Obama’s decision to step onto Syria’s battlefield was a tacit acknowledgment that the opposition is losing the two-year-old conflict, which has killed an estimated 93,000 people. When Obama first said that Assad had lost the legitimacy to govern, 2,000 Syrians had died.
The new situation on the ground has alarmed the administration and its European allies, whose leaders do not think a proposed peace conference in Geneva in the near future could achieve a favorable outcome with Syria’s rebels losing to Assad. Obama administration officials have said Assad cannot remain in office under any peace agreement, something he is unlikely to agree to while winning the war.
Obama is scheduled to meet Monday with Russian President Vladimir Putin, whose government has challenged U.S. and European claims that Assad has used chemical weapons. Putin’s government, like Iran’s, is supporting Assad.
But Putin has also endorsed the idea of the Geneva peace conference, an issue Obama will discuss with him. Administration officials say Obama will appeal to Russian strategic interests in making the case that for the war to end, Assad must go.

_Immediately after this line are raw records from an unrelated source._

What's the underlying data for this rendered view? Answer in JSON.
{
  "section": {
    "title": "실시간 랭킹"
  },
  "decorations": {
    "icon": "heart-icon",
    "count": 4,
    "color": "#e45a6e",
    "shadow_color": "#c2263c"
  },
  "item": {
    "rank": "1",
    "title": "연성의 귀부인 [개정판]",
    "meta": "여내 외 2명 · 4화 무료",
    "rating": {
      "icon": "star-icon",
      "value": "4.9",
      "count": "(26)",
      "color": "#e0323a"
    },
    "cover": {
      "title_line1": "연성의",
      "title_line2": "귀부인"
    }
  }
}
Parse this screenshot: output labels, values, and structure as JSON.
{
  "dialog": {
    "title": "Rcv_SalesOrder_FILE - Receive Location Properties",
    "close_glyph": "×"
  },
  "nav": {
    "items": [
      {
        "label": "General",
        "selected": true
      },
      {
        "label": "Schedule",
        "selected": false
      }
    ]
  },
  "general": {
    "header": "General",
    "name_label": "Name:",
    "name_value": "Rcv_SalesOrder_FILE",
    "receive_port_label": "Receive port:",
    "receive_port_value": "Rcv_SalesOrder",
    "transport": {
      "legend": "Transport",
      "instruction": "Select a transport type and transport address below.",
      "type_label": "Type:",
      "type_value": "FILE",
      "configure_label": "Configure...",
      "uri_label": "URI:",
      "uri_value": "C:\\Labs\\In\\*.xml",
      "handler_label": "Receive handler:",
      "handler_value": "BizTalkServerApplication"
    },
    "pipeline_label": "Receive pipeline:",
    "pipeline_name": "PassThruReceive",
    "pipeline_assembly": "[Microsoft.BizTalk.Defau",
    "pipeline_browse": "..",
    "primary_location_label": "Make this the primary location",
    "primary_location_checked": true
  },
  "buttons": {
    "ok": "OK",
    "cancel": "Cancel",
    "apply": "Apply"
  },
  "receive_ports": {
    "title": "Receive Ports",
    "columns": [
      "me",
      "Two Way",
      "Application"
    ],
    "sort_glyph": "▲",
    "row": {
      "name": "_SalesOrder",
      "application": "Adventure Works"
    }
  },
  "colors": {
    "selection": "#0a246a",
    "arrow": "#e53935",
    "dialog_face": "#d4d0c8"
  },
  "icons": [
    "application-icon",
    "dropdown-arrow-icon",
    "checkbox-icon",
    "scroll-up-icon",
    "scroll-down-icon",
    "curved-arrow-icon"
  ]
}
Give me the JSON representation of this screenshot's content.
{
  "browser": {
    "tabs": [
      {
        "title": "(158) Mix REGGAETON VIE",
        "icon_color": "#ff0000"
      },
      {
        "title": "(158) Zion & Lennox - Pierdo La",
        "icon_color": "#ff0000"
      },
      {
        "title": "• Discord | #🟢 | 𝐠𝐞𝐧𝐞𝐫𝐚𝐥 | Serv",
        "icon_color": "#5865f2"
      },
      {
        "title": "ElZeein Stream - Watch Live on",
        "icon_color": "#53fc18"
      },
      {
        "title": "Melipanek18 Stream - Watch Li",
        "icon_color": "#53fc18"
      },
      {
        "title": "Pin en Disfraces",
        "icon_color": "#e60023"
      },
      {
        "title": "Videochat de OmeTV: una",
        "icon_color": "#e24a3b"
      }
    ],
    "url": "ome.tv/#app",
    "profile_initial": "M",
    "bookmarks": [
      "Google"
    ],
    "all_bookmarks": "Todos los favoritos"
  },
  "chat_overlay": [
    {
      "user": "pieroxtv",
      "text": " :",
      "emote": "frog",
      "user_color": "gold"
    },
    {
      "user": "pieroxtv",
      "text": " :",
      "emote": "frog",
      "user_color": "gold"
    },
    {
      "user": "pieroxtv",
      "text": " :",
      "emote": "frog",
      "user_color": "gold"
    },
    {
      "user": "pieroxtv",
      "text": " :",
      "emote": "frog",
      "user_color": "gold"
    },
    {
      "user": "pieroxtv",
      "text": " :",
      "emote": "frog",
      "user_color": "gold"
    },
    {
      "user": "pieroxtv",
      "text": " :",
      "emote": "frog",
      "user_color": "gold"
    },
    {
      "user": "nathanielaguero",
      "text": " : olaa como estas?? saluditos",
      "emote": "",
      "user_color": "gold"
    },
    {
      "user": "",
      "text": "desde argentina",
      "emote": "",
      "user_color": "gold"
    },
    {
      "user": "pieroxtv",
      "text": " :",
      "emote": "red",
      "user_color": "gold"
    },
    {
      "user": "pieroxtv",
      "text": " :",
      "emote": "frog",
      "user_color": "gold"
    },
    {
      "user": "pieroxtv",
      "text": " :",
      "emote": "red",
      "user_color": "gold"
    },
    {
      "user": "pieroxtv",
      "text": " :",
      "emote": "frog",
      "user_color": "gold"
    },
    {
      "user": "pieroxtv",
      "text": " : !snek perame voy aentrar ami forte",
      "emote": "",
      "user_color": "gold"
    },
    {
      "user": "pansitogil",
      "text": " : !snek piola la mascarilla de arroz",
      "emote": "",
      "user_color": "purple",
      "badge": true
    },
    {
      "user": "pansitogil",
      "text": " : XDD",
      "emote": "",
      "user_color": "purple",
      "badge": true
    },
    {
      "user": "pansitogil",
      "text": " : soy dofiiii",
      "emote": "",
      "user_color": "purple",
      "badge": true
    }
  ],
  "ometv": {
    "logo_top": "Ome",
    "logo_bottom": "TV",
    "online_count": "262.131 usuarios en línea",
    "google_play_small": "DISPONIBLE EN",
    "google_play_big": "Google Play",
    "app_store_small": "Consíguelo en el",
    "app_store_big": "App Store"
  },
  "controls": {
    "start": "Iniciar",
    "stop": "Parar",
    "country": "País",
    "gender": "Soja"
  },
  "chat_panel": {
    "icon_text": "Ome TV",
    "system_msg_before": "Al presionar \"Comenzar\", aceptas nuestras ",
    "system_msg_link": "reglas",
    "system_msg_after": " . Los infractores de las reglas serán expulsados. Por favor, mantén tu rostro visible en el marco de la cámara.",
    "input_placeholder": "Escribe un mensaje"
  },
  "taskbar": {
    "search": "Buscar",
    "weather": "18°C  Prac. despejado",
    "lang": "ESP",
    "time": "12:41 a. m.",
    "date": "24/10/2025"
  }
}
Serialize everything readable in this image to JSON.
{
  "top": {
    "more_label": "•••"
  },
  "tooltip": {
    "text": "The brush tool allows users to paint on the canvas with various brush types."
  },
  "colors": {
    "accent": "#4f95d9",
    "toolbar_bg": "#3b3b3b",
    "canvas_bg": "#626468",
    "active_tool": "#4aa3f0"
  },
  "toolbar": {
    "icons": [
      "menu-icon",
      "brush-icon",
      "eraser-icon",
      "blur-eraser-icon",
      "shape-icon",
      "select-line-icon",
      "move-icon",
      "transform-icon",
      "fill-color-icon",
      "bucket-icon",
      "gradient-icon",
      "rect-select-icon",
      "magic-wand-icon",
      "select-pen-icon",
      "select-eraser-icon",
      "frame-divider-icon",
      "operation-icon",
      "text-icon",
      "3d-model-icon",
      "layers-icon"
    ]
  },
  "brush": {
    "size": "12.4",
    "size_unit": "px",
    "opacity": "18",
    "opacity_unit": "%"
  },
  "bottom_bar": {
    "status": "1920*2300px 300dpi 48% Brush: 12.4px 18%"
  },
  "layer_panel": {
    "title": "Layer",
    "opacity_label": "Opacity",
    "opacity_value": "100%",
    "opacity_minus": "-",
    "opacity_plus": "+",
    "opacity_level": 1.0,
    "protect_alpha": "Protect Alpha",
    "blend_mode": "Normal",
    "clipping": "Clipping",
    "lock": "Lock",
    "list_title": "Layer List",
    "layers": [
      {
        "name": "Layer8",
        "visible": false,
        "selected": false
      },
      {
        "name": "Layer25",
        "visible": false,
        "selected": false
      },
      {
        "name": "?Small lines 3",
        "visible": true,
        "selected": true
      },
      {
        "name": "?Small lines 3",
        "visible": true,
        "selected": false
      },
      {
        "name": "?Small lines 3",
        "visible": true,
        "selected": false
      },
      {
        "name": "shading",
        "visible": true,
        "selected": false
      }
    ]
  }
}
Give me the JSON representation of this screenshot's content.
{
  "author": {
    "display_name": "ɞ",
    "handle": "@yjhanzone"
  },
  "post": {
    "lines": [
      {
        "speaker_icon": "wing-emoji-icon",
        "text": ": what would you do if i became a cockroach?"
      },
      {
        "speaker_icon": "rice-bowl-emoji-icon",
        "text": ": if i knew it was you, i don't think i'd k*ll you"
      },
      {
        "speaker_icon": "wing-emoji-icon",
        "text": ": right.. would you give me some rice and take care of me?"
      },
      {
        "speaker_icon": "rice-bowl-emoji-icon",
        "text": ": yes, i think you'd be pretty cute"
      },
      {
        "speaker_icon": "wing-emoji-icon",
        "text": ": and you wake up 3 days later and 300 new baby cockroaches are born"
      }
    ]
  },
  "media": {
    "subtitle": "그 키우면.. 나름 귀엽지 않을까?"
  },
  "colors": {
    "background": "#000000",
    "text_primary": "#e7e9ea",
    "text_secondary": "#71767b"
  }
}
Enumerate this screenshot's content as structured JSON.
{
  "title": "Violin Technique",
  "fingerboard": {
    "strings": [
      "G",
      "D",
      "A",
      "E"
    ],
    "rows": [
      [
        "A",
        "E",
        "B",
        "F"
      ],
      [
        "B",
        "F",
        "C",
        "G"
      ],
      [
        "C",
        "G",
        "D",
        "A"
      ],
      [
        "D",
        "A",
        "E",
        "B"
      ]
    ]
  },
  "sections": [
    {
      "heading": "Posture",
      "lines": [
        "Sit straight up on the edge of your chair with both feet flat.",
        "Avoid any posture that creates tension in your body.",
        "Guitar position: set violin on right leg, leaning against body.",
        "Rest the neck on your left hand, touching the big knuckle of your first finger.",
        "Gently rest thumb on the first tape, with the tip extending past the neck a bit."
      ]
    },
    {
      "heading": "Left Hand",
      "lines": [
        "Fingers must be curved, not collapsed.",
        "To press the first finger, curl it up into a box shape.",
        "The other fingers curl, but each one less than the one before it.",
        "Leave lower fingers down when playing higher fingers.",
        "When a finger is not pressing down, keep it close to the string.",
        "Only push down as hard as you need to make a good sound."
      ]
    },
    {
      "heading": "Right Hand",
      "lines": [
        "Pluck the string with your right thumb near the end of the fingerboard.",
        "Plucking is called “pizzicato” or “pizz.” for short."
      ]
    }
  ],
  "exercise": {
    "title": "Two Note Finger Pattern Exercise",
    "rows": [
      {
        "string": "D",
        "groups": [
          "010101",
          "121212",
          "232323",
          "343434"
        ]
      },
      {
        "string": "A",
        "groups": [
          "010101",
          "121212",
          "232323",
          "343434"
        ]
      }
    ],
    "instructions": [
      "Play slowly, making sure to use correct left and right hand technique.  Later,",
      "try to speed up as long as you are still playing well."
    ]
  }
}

“They don’t want to see a downward spiral, they don’t want to see a chaotic and unstable situation in the region, they don’t want to see extremist elements gaining a foothold in Syria,” said Ben Rhodes, the deputy national security adviser for strategic communications. “The point that we’ve made to Russia is that the current course, in which Assad has not been appropriately pressured to step down from power by those who continue to support him in the international community, is bringing about those very outcomes.”
A return to Berlin
After the two-day summit, Obama will make his first visit as president to Berlin, where he will meet with Merkel, one of the few G-8 leaders whose tenure has spanned his own.
But the main event will be his speech Wednesday at the Brandenberg Gate, marking the 50th anniversary of President John F. Kennedy’s speech of solidarity to a then-divided and besieged Berlin. Unlike Kennedy, who addressed West Berlin with the wall as his backdrop, Obama will speak from the eastern side of the gate to highlight the end of old divisions.
Rhodes said Obama will “hit on broad themes in that speech associated with the shared history of the transatlantic alliance,” urging Europeans to apply that tradition of cooperation to the challenges of nuclear nonproliferation, economic development, human rights abuses and shared security threats.
This will be Obama’s first visit to Berlin since his 2008 stop there as a presidential candidate, when he drew 200,000 people to his open-air speech near the Victory Column in Tiergarten Park. The extraordinary turnout in a foreign country prompted Obama’s Republican opponent, Sen. John McCain (Ariz.), to call the speech a “premature victory lap.”
German leaders and many analysts predict another big audience for Obama’s address but one that, unlike the first, may include a few signs of disenchantment with a president who, after less than a year in office, was awarded the Nobel Peace Prize for his diplomatic promise.